    Parallel is trickier- The easy way to calculate the impedance of two speakers is by multiplying the two numbers and dividing that by the sum of the two numbers. If they're both 8 Ohms, you use (8 x 8)/(8+8), or 64/16, which comes to 4 Ohms. If one is 8 Ohms and the other is 4 Ohms, you'll have (8 x 4)/(8+4), or 32/12=2.67 and you may see this formula stated as "product divided by the sum" or "product over sum".

    If you have doubts about getting this to work by yourself, you could go to a car stereo shop- they SHOULD be able to wire this easily- they work with series/parallel speaker loads all the time.
  13. 1958Bassman

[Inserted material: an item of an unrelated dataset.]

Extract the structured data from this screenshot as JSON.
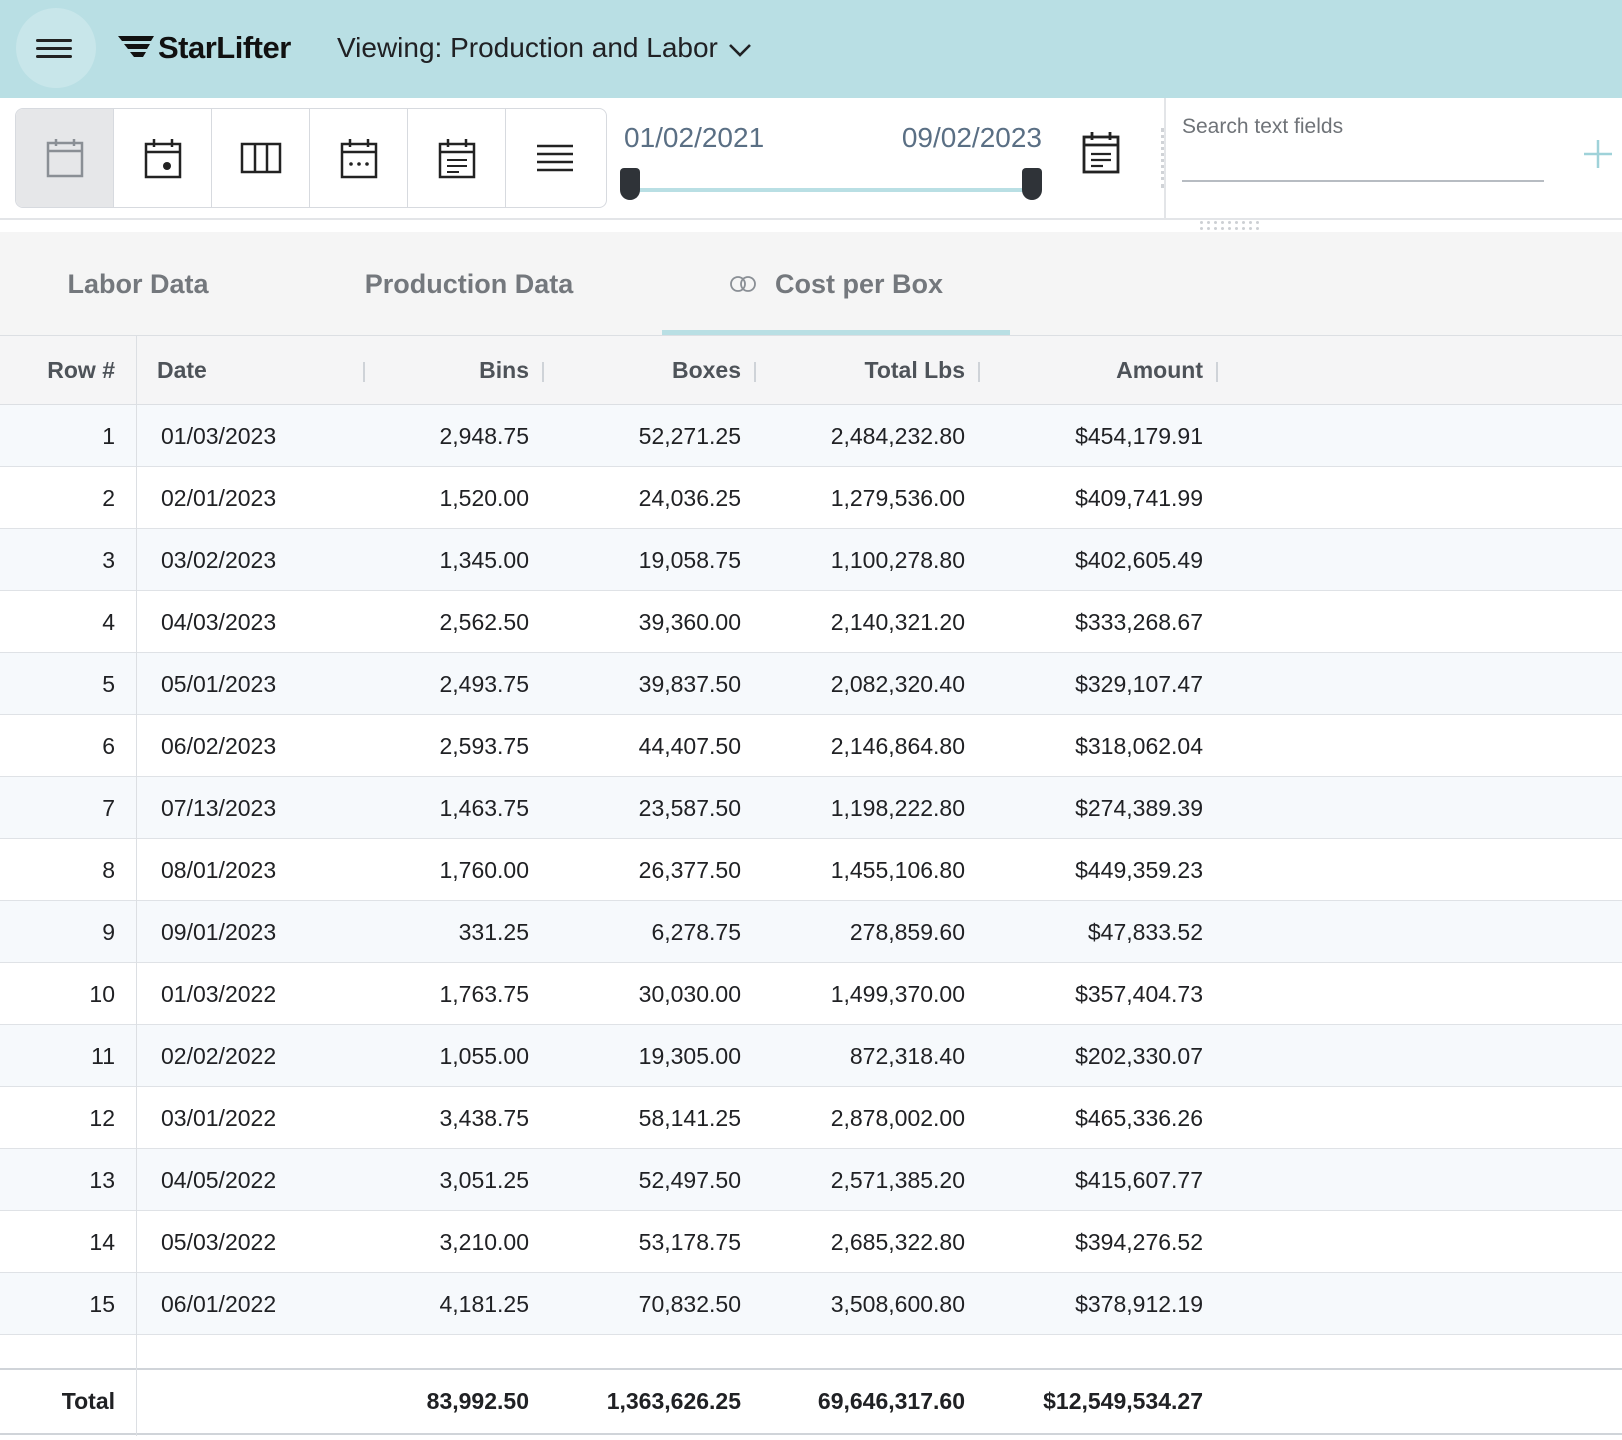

    Oct 20, 2007
    Here's a way to do this- I'll label the speakers, from top to bottom, L1 (top left), L2, L3, L4 (bottom left) and R1 (top right), R2, R3 and R4 (bottom right).

    Put a piece of two conductor speaker wire on each speaker that's long enough to go to the jacks and cut another piece, to be used later. Connect the (-) of L1 to the (+) of L2 and the (-) of R1 to the (+) of R2. Connect the two remaining (+) wires together and do the same with the remaining two (-) wires. Repeat this with L3/L4 & R3/R4 and their remaining wires. Then, combine the paired (+) wires with one end of the spare piece's (+) wire and combine the paired (-) wires with one end of the spare piece's (-) wire. Connect this wire to the jack.

    L1/L2 = 16 Ohms, R1/R2 = 16 Ohms and these pairs wired parallel = 8 Ohms (16 x 16)/(16+16)= 256/32=8 and again, wiring the two four speaker groups parallel will result in a 4 Ohm load.

    Hopefully, this image will help- my drafting program is messed up, so I had to use Paint.
  14. will33


    May 22, 2006
    Imagine the cab as a pair of 8ohm 410's. Wire each group of 4 in series/parallel, then wire the 2 groups in parallel, just as if you were stacking two 410's to make one 810.

    If your part is in fact a resistor, then your HF horn is a piezo. Make sure the resistor is in line with the + wire going to the horn. If it's a capacitor, then your HF horn is a regular diaphram/coil driver. Make sure the capacitor is in line with the + wire going to the horn.

    Actually, it doesn't even matter if you know what that part is, just put in line with the + wire going to the horn.
  15. lowlyneo


    Jul 8, 2013
    ok I understand. Just so I can be absolutely sure could you repost that picture in a higher resolution? its very small and I can't tell were the + and - leads are Im assuming that on every speaker the + lead in the diagram is on the top and the - is on the bottom. Also the input jack's + lead is on the left and the - is on the right? Im only asking because this part of the description is a little confusing "Then, combine the paired (+) wires with one end of the spare piece's (+) wire and combine the paired (-) wires with one end of the spare piece's (-) wire. Connect this wire to the jack." Sorry for the ignorance on my part, I've never wired a speaker cabinet.
  16. lowlyneo


    Jul 8, 2013
    I just want to say thanks for all the replies and all of the info. I'll be wiring it up in the next couple of days here.
  17. edit: removed due to incorrect diagram :rollno:
  18. INTP


    Nov 28, 2003
    Dallas, TX
    I'm pretty sure that this will five you 16 ohms at the jack, not 4 ohms.
  19. The hand-drawn diagram is two series-wired sets of four 8 ohm speakers in parallel to each other for a total impedance of 16 ohms. What you want is two parallel-wired sets of of four speakers and the sets in series to each other.
  20. Oh crap! Good catch. I don't know why I was thinking they were 2 ohm speakers. I'll re do the diagram once I'm home!